# WHAT YOU WILL DO
Filter the lines below, keeping each one that holds "false".

════════════════

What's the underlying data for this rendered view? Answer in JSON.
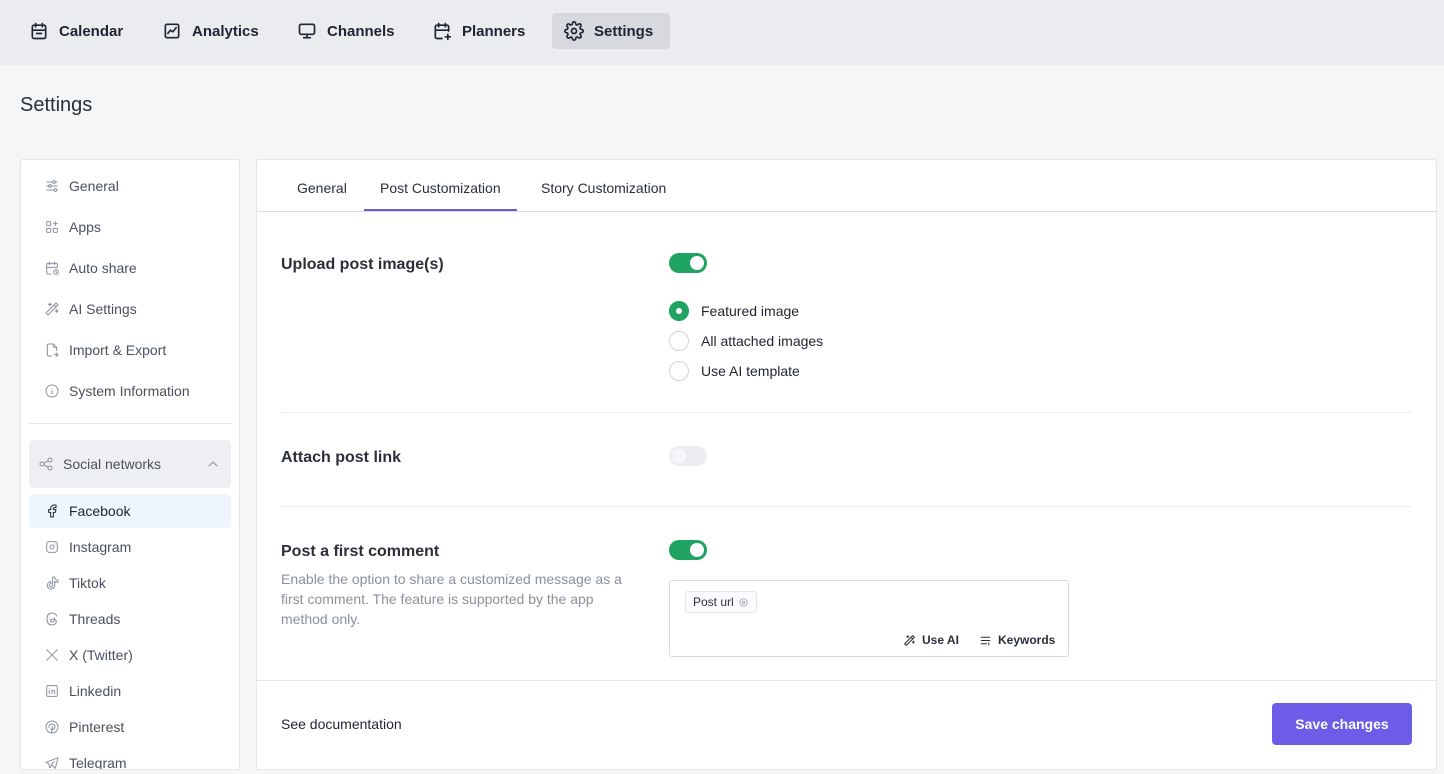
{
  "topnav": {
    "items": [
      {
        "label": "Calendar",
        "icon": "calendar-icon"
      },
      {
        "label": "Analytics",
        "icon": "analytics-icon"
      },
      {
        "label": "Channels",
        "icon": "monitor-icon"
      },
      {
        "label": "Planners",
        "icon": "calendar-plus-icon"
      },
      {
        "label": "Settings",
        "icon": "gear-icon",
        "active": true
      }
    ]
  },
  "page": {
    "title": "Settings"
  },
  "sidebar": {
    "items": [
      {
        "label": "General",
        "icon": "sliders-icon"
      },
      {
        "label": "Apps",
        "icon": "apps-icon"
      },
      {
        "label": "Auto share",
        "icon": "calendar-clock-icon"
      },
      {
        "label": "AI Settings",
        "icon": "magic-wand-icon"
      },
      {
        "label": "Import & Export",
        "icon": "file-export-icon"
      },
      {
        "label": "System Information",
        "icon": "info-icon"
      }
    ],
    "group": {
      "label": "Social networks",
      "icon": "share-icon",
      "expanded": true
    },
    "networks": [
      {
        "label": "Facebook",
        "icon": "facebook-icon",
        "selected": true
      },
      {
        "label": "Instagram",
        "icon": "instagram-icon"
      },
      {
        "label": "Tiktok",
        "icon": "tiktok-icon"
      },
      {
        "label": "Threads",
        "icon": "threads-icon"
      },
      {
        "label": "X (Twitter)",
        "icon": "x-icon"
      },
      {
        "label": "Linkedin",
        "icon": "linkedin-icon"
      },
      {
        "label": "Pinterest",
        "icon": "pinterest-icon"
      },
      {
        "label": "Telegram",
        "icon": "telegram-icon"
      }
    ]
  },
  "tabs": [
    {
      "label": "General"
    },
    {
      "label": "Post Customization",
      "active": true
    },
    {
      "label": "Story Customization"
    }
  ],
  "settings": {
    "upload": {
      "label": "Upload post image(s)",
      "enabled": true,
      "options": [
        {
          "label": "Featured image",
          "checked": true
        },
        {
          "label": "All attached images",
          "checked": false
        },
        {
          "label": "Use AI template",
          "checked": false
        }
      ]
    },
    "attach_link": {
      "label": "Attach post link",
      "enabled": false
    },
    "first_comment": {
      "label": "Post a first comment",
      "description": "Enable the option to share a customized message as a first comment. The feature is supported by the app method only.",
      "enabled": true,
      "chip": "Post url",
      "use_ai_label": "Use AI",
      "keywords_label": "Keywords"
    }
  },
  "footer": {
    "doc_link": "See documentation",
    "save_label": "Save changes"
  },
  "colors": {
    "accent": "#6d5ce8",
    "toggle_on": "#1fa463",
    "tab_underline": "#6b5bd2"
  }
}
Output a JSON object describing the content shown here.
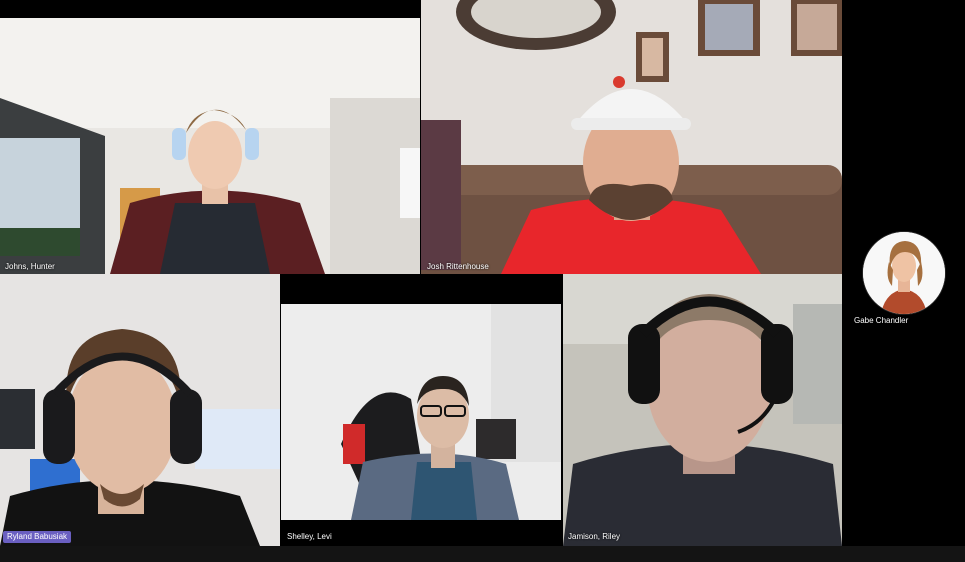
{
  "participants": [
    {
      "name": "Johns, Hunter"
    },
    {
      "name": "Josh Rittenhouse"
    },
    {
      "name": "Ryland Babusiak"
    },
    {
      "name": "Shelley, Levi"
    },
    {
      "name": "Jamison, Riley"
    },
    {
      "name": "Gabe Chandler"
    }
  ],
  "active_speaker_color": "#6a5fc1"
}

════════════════

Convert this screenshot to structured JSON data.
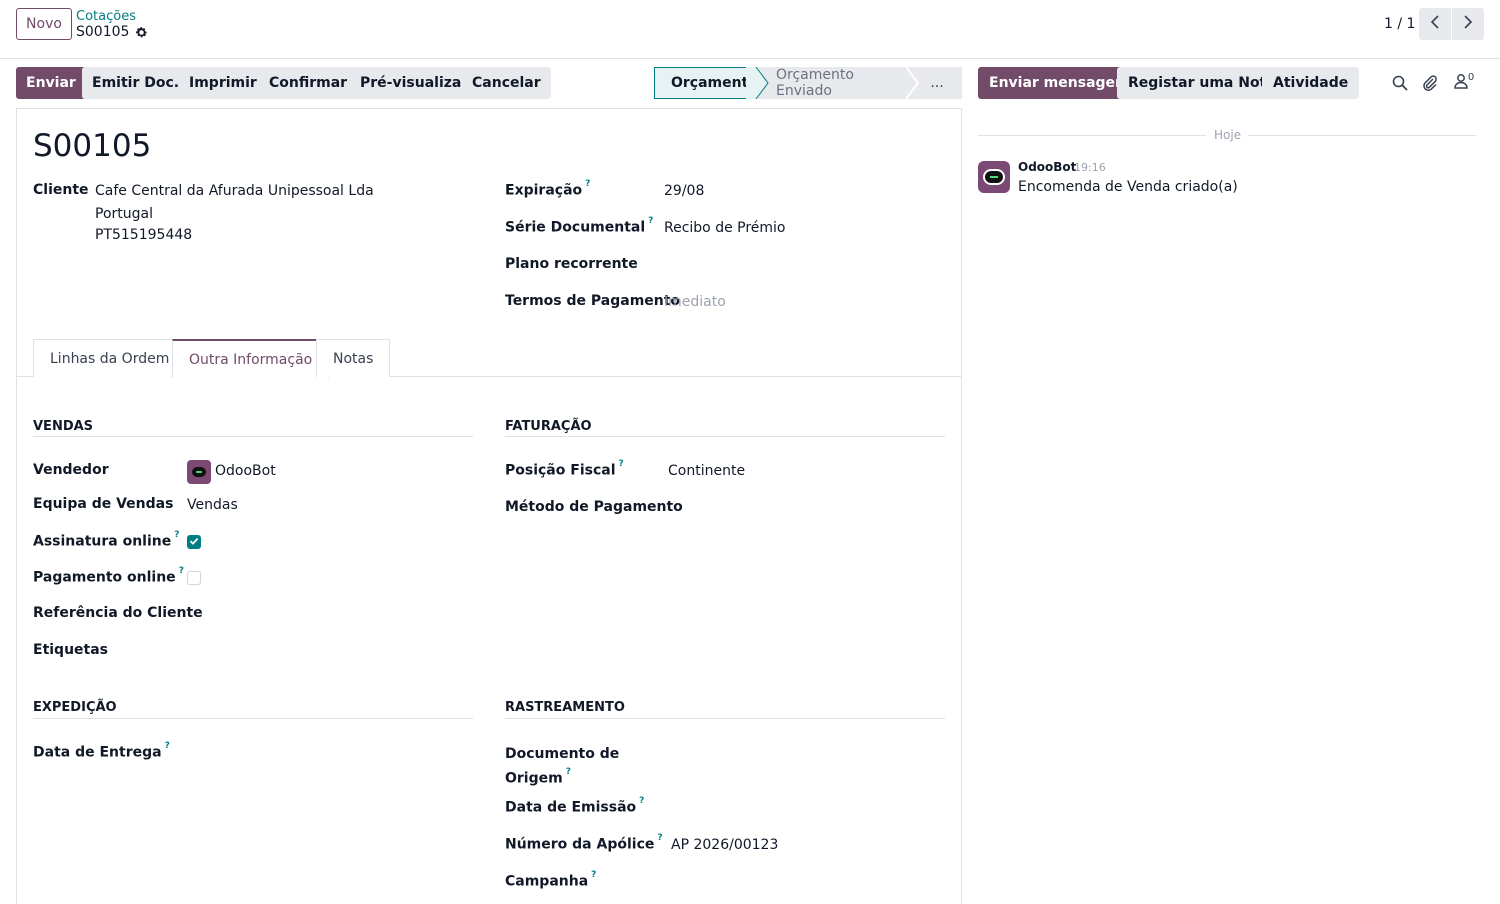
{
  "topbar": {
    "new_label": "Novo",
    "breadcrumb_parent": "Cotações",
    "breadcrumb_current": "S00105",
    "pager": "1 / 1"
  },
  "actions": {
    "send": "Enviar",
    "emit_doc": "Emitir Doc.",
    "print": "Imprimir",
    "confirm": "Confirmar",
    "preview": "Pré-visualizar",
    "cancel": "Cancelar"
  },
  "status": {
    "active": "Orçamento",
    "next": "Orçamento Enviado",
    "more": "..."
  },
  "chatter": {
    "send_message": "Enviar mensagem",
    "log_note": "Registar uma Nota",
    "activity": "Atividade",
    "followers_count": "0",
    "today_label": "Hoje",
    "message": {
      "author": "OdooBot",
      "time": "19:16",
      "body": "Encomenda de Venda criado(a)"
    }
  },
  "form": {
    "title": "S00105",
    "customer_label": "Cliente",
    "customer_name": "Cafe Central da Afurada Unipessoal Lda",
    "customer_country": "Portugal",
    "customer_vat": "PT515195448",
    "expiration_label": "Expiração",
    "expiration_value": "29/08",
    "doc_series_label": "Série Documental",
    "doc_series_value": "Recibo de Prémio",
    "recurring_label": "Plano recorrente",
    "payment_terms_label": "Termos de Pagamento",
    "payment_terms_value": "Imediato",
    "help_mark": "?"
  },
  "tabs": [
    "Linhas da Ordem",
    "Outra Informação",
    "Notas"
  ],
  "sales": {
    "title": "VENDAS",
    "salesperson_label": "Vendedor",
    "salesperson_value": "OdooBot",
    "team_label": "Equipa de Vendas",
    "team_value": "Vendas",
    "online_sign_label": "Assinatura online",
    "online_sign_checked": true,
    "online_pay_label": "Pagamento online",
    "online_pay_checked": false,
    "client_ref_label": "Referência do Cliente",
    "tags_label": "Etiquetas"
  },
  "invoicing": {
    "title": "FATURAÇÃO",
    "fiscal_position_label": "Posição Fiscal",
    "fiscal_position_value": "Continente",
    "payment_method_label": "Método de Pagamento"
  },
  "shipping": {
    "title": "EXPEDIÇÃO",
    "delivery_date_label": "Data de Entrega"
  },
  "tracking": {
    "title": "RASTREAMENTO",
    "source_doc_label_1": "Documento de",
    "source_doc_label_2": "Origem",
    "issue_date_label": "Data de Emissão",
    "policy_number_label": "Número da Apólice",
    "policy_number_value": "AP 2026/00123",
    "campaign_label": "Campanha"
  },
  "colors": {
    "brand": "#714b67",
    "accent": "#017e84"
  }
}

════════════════

# WRITTEN ANSWER
          "checked": false
          "checked": false
      "enabled": false
    "online_pay_checked": false,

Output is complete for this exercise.